A big factor in Martin’s recovery was their mom, which Martin wanted to represent with their tattoo.

“When I got this tattoo, when I designed it, I wanted to represent what we both did to get me where I was today, because it was a team effort, and we both loved each other enough to get through this, for both of us,” they said. 

Originally, Martin’s mom wanted to send them to a mental hospital, but thought it would be best if they were surrounded by family instead, and began working to help Martin recover.  

After the initial shock, after her kind of bewilderment, she became super supportive,” they said. “She tried everything. She would look into clubs, look into things that she thought I would like, to help get my spirits up, and especially during that time.”

After everything they experienced, Martin came up with a design to represent the relationship between them and their mom; lavenders and lilies surrounding the semicolon, to represent both their favorite plants.

I designed this tattoo myself,” they said. “I spent an entire night figuring out how to draw the lilies and lavenders, it was a nightmare.”

Now that they have the tattoo, Martin feels that people are put off by the tattoo. 
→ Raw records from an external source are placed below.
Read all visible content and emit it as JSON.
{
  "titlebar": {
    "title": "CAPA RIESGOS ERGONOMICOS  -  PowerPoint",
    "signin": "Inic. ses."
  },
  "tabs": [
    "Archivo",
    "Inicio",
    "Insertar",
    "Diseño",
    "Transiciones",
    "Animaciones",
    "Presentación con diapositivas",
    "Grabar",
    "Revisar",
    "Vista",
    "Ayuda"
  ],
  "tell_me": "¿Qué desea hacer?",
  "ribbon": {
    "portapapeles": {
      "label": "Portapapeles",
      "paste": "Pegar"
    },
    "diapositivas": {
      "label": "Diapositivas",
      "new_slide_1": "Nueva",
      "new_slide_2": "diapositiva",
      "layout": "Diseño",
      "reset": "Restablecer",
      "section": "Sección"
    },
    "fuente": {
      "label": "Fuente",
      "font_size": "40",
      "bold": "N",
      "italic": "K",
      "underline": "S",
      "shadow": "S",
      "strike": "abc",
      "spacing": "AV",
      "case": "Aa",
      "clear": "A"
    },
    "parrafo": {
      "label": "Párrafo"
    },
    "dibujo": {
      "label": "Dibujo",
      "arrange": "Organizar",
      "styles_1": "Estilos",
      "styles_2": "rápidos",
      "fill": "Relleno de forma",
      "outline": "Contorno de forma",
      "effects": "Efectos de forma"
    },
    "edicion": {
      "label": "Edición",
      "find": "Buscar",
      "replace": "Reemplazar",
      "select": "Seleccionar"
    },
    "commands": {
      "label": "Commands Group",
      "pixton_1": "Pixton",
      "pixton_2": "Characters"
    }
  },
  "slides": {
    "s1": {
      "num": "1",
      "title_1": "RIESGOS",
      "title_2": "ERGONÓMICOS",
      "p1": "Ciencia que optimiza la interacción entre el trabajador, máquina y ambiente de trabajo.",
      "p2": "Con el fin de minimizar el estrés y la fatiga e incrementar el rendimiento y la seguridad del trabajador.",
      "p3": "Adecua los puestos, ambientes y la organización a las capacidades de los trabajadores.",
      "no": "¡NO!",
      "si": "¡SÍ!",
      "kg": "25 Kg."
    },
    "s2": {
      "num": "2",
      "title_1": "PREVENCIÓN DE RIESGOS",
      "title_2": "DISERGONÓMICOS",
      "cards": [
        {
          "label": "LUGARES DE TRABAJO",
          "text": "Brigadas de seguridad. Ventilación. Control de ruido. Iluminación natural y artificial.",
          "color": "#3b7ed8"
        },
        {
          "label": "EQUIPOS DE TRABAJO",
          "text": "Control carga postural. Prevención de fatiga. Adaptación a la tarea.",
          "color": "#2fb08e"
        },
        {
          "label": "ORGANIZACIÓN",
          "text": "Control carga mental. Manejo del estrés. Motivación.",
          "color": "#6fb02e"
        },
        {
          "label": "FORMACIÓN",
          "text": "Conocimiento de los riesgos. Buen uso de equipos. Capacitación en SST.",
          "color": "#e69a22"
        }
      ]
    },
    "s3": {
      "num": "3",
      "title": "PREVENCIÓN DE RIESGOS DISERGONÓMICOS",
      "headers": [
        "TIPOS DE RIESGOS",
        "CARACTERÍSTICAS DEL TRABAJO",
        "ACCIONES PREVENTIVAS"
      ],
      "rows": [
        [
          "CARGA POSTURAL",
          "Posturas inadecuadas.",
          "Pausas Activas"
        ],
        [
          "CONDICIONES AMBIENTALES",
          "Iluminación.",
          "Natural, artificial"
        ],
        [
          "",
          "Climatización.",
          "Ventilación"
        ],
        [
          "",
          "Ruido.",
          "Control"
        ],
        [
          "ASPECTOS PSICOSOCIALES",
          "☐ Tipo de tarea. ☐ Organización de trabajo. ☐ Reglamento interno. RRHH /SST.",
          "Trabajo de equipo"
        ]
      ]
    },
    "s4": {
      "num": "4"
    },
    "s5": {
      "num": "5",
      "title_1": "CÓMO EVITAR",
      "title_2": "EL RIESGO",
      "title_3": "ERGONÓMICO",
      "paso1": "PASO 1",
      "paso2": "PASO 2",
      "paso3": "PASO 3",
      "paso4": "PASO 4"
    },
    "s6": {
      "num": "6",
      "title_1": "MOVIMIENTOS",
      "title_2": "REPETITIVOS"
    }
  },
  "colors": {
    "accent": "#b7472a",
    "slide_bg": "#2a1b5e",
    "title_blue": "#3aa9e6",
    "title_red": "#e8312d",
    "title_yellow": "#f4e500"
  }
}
Everyone who ever really sees it honestly, just kind of, I think it makes them uncomfortable,” they said. “I don’t actively want it to, but it’s not for other people. I got it for myself, and when my mom had warned me about it, ‘you know people are gonna look at you,’ I’m like ‘I don’t care. This tattoo is not for them, it’s for me. It’s a reminder for myself.’”